As most pet owners know (and have been told), it is their responsibility to make sure their pets are properly vaccinated every year to “keep them healthy”.ï¿½ I’ve always done this for my pets and I most certainly was prepared to do this for our newest edition to the family, Mandy.ï¿½ When she was 8 weeks old I took Mandy to ourï¿½ï¿½vet for routine vaccinations.ï¿½ï¿½ As special as our new pup was, I had no idea that she was going to have a severe allergic reaction to her vaccines.ï¿½ Approximately one hour after getting her shots, Mandy’s face became severely swollen and she began vomiting.ï¿½ I immediately took her back to our vet who informed me that sometimes dogs can have an allergic reaction to one or more of the vaccines.ï¿½ This allergic reaction was much like it would be for a human who ingested something they were allergic to, or someone who was allergic to bees who got stung.ï¿½ There was swelling, labored breathing, vomiting, etc.ï¿½ The vet proceeded to treat her with steroid injections, antihistamine injections and medication for the vomiting.ï¿½ I was able to bring her home that evening, but she remained sick for three days.ï¿½ My vet informed me that Mandy would need to be “pre-treated” with steroids and antihistamines when she got her subsequent vaccines.ï¿½ I thought that would be the end of it, but I couldn’t have been more wrong.
In the years to follow I would watch my beautiful lab have reaction, after reaction, after reaction to each vaccination.ï¿½ Pre-treatment didn’t work and still doesn’t.ï¿½ She simply cannot tolerate the shot, or shots.ï¿½ Every vet I’ve asked seems to feel that it is most likely the distemper/parvo vaccine that causes the reaction rather than the rabies, but they can’t be sure.ï¿½ So why did I continue to vaccinate her?ï¿½ Have you ever tried to board one of your pets without updated vaccinations?ï¿½ No pet boarding facility will accept a pet who is not up to date on specific vaccines.ï¿½ I would put off updating Mandy’s shots until we were going on vacation and had to board her, then subsequently end up at the pet emergency room every time.ï¿½ The most recent allergic reaction was two weeks ago and it was enlightening.ï¿½ The vet at the pet E.R. told me that the safety of pet vaccinations is a hot topic in the veterinary community right now.ï¿½ He stated that there is growing concern among some vets about the safety and necessity of yearly vaccines.ï¿½ This particular vet went on to say that he only vaccinates his dogs with a rabies vaccine every three years as required by law.ï¿½ï¿½ Apparently there is a blood test that can also be done to check your pet’s immunity to distemper/parvo that can be done before vaccinating, but this test can cost up to $55.00.ï¿½ Subsequent to my conversation with the E.R. vet I did my own research on the topic and found that everything he said was absolutely correct.ï¿½ There are no studies that show yearly booster shots are necessary for our pets or that they are even effective at preventing disease.ï¿½ Furthermore, they can adversely affect their immune system and cause chronic disease in some pets.ï¿½ï¿½

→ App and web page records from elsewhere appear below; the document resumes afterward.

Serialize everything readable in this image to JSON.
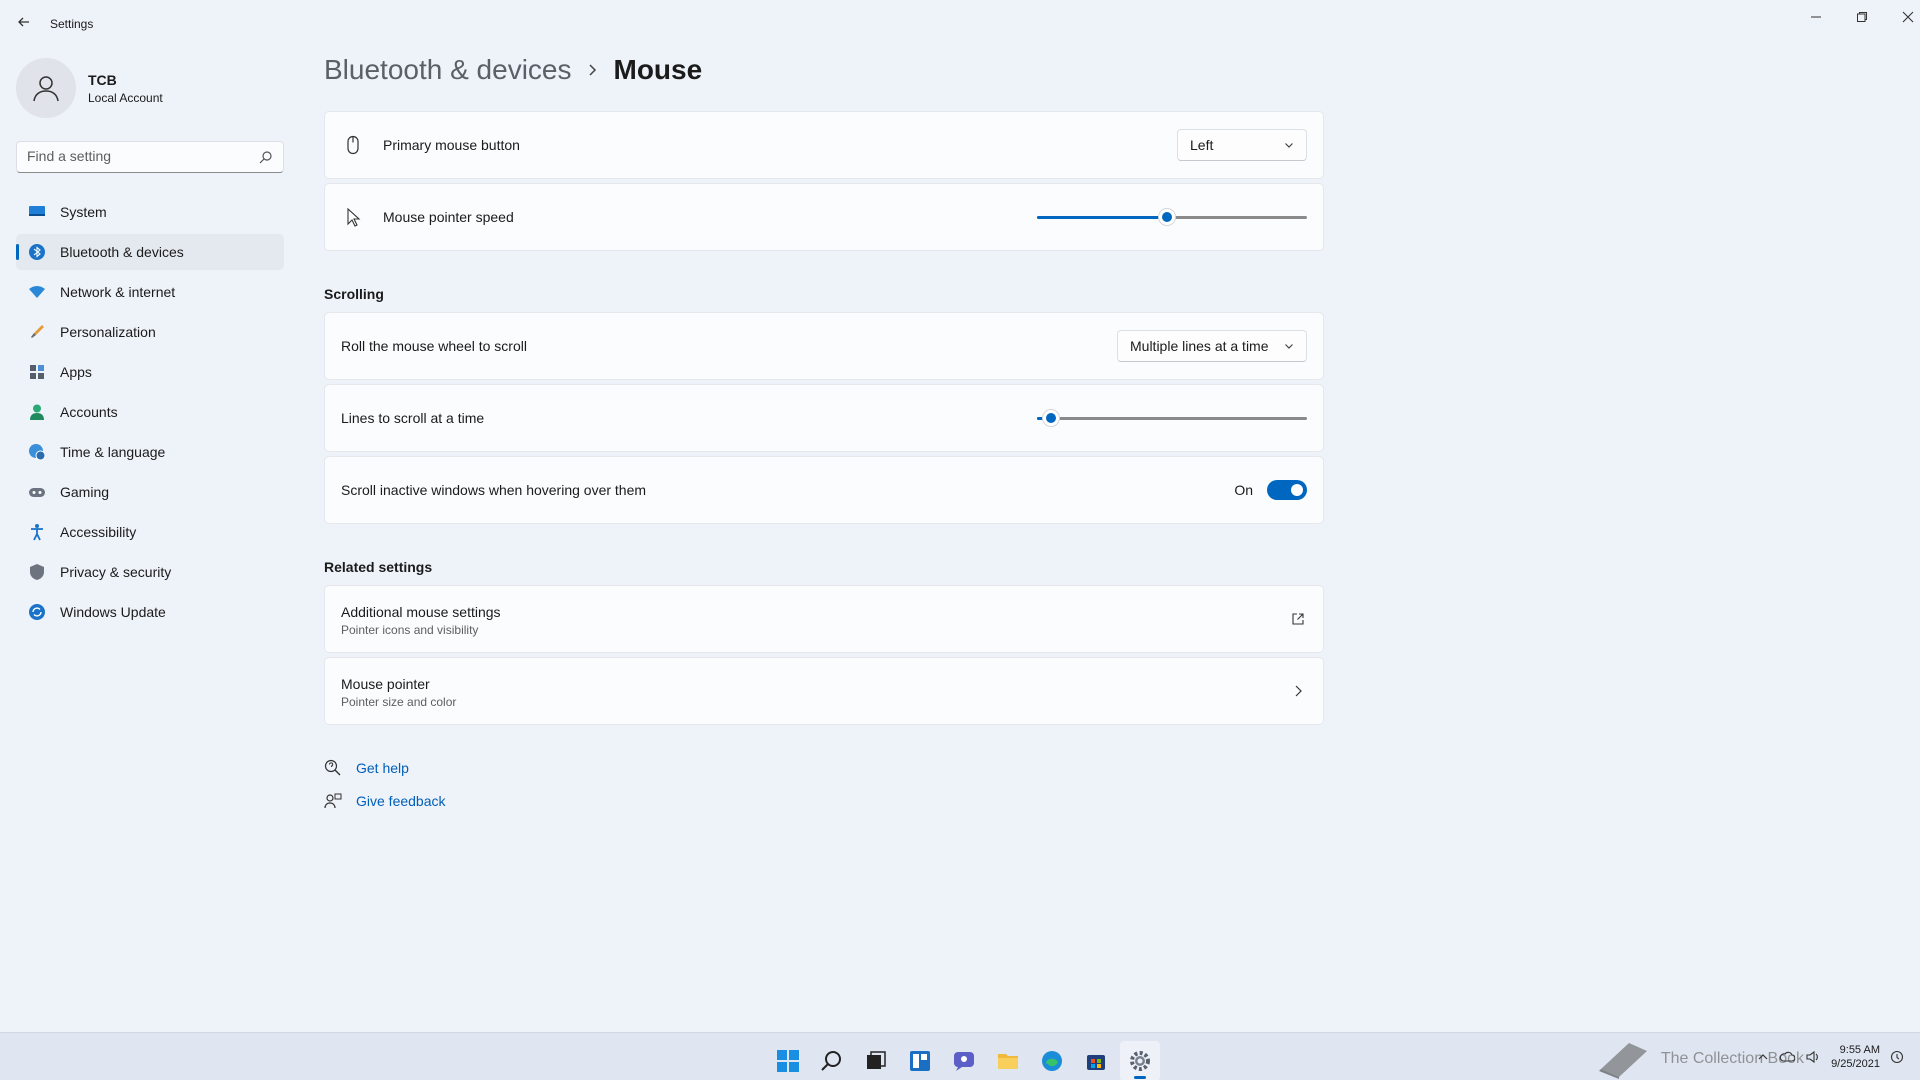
{
  "window": {
    "title": "Settings"
  },
  "profile": {
    "name": "TCB",
    "account_type": "Local Account"
  },
  "search": {
    "placeholder": "Find a setting"
  },
  "sidebar": {
    "items": [
      {
        "label": "System",
        "icon": "system-icon",
        "active": false
      },
      {
        "label": "Bluetooth & devices",
        "icon": "bluetooth-icon",
        "active": true
      },
      {
        "label": "Network & internet",
        "icon": "wifi-icon",
        "active": false
      },
      {
        "label": "Personalization",
        "icon": "brush-icon",
        "active": false
      },
      {
        "label": "Apps",
        "icon": "apps-icon",
        "active": false
      },
      {
        "label": "Accounts",
        "icon": "accounts-icon",
        "active": false
      },
      {
        "label": "Time & language",
        "icon": "globe-clock-icon",
        "active": false
      },
      {
        "label": "Gaming",
        "icon": "gamepad-icon",
        "active": false
      },
      {
        "label": "Accessibility",
        "icon": "accessibility-icon",
        "active": false
      },
      {
        "label": "Privacy & security",
        "icon": "shield-icon",
        "active": false
      },
      {
        "label": "Windows Update",
        "icon": "update-icon",
        "active": false
      }
    ]
  },
  "breadcrumb": {
    "parent": "Bluetooth & devices",
    "current": "Mouse"
  },
  "main": {
    "primary_button": {
      "label": "Primary mouse button",
      "value": "Left"
    },
    "pointer_speed": {
      "label": "Mouse pointer speed",
      "value_fraction": 0.48
    },
    "scrolling": {
      "heading": "Scrolling",
      "roll_wheel": {
        "label": "Roll the mouse wheel to scroll",
        "value": "Multiple lines at a time"
      },
      "lines": {
        "label": "Lines to scroll at a time",
        "value_fraction": 0.05
      },
      "inactive": {
        "label": "Scroll inactive windows when hovering over them",
        "state": "On"
      }
    },
    "related": {
      "heading": "Related settings",
      "additional": {
        "title": "Additional mouse settings",
        "subtitle": "Pointer icons and visibility"
      },
      "pointer": {
        "title": "Mouse pointer",
        "subtitle": "Pointer size and color"
      }
    },
    "help": {
      "get_help": "Get help",
      "give_feedback": "Give feedback"
    }
  },
  "taskbar": {
    "apps": [
      "start-icon",
      "search-icon",
      "task-view-icon",
      "widgets-icon",
      "chat-icon",
      "file-explorer-icon",
      "edge-icon",
      "store-icon",
      "settings-icon"
    ],
    "time": "9:55 AM",
    "date": "9/25/2021",
    "watermark": "The Collection Book"
  },
  "colors": {
    "accent": "#0067c0",
    "background": "#eef2f9"
  }
}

So why are we required to continue vaccinating our pets?ï¿½ There are different theories on this subject in the veterinary world, and I have my own as well.ï¿½ I should say that I understand the need for a rabies vaccine, especially when there are pet owners who do not properly supervise their pets all of the time.ï¿½ The distemper/parvo vaccine is another story.ï¿½ There are some who say the main motivation behind yearly booster shots for our pets is money.ï¿½ Is this surprising?ï¿½ Not to me, personally.ï¿½ It makes sense that if we all stopped getting yearly vaccines for our pets the income for veterinarians would drop significantly, as it would for the pharmaceutical companies who produce the vaccines.ï¿½ Luckily, there are some vets out there whose conscious outweighs their desire for compensation.ï¿½ I’m hoping the number of vets with a conscious will grow and they will begin to speak out publicly about their concerns over pet vaccinations.ï¿½ More pet owners need to know that there are definite risks involved when vaccinating their pets.

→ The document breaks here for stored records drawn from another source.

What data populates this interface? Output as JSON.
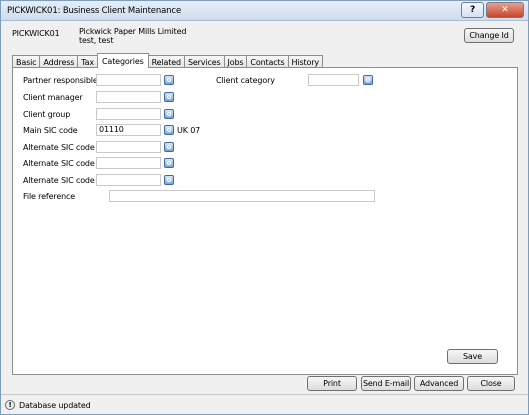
{
  "window": {
    "title": "PICKWICK01: Business Client Maintenance",
    "help_glyph": "?",
    "close_glyph": "✕"
  },
  "header": {
    "client_id": "PICKWICK01",
    "client_name": "Pickwick Paper Mills Limited",
    "client_subtitle": "test, test",
    "change_id_label": "Change Id"
  },
  "tabs": [
    "Basic",
    "Address",
    "Tax",
    "Categories",
    "Related",
    "Services",
    "Jobs",
    "Contacts",
    "History"
  ],
  "active_tab": "Categories",
  "form": {
    "partner_responsible": {
      "label": "Partner responsible",
      "value": ""
    },
    "client_manager": {
      "label": "Client manager",
      "value": ""
    },
    "client_group": {
      "label": "Client group",
      "value": ""
    },
    "main_sic": {
      "label": "Main SIC code",
      "value": "01110",
      "suffix": "UK 07"
    },
    "alt_sic_1": {
      "label": "Alternate SIC code",
      "value": ""
    },
    "alt_sic_2": {
      "label": "Alternate SIC code",
      "value": ""
    },
    "alt_sic_3": {
      "label": "Alternate SIC code",
      "value": ""
    },
    "file_reference": {
      "label": "File reference",
      "value": ""
    },
    "client_category": {
      "label": "Client category",
      "value": ""
    }
  },
  "buttons": {
    "save": "Save",
    "print": "Print",
    "send_email": "Send E-mail",
    "advanced": "Advanced",
    "close": "Close"
  },
  "status": {
    "icon_glyph": "!",
    "text": "Database updated"
  }
}
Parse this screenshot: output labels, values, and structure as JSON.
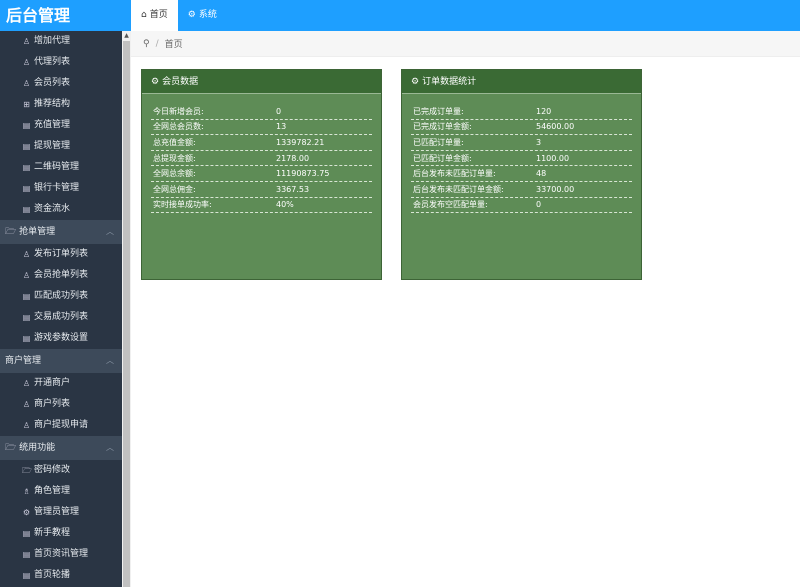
{
  "app": {
    "title": "后台管理"
  },
  "top_tabs": [
    {
      "label": "首页",
      "icon": "home-icon"
    },
    {
      "label": "系统",
      "icon": "gear-icon"
    }
  ],
  "sidebar": {
    "group1_items": [
      {
        "label": "增加代理",
        "icon": "user-icon"
      },
      {
        "label": "代理列表",
        "icon": "user-icon"
      },
      {
        "label": "会员列表",
        "icon": "user-icon"
      },
      {
        "label": "推荐结构",
        "icon": "grid-icon"
      },
      {
        "label": "充值管理",
        "icon": "doc-icon"
      },
      {
        "label": "提现管理",
        "icon": "doc-icon"
      },
      {
        "label": "二维码管理",
        "icon": "doc-icon"
      },
      {
        "label": "银行卡管理",
        "icon": "doc-icon"
      },
      {
        "label": "资金流水",
        "icon": "doc-icon"
      }
    ],
    "group2": {
      "label": "抢单管理",
      "icon": "folder-icon"
    },
    "group2_items": [
      {
        "label": "发布订单列表",
        "icon": "user-icon"
      },
      {
        "label": "会员抢单列表",
        "icon": "user-icon"
      },
      {
        "label": "匹配成功列表",
        "icon": "doc-icon"
      },
      {
        "label": "交易成功列表",
        "icon": "doc-icon"
      },
      {
        "label": "游戏参数设置",
        "icon": "doc-icon"
      }
    ],
    "group3": {
      "label": "商户管理",
      "icon": ""
    },
    "group3_items": [
      {
        "label": "开通商户",
        "icon": "user-icon"
      },
      {
        "label": "商户列表",
        "icon": "user-icon"
      },
      {
        "label": "商户提现申请",
        "icon": "user-icon"
      }
    ],
    "group4": {
      "label": "统用功能",
      "icon": "folder-icon"
    },
    "group4_items": [
      {
        "label": "密码修改",
        "icon": "folder-icon"
      },
      {
        "label": "角色管理",
        "icon": "users-icon"
      },
      {
        "label": "管理员管理",
        "icon": "gear-icon"
      },
      {
        "label": "新手教程",
        "icon": "doc-icon"
      },
      {
        "label": "首页资讯管理",
        "icon": "doc-icon"
      },
      {
        "label": "首页轮播",
        "icon": "doc-icon"
      }
    ]
  },
  "breadcrumb": {
    "home": "首页",
    "sep": "/"
  },
  "panel_member": {
    "title": "会员数据",
    "rows": [
      {
        "k": "今日新增会员:",
        "v": "0"
      },
      {
        "k": "全网总会员数:",
        "v": "13"
      },
      {
        "k": "总充值金额:",
        "v": "1339782.21"
      },
      {
        "k": "总提现金额:",
        "v": "2178.00"
      },
      {
        "k": "全网总余额:",
        "v": "11190873.75"
      },
      {
        "k": "全网总佣金:",
        "v": "3367.53"
      },
      {
        "k": "实时接单成功率:",
        "v": "40%"
      }
    ]
  },
  "panel_order": {
    "title": "订单数据统计",
    "rows": [
      {
        "k": "已完成订单量:",
        "v": "120"
      },
      {
        "k": "已完成订单金额:",
        "v": "54600.00"
      },
      {
        "k": "已匹配订单量:",
        "v": "3"
      },
      {
        "k": "已匹配订单金额:",
        "v": "1100.00"
      },
      {
        "k": "后台发布未匹配订单量:",
        "v": "48"
      },
      {
        "k": "后台发布未匹配订单金额:",
        "v": "33700.00"
      },
      {
        "k": "会员发布空匹配单量:",
        "v": "0"
      }
    ]
  }
}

As for me, this latest allergic reaction experience has completely changed my outlook on yearly pet vaccines.ï¿½ I don’t want to have to watch my beautiful lab go through three days of suffering anymore, and I don’t plan to.ï¿½ I will get her a rabies vaccine every three years and that’s it.ï¿½ When I go on vacation I will either bring her with me or get a pet sitter who comes to the house rather than board her.ï¿½ It’s not worth it to me to risk her health.ï¿½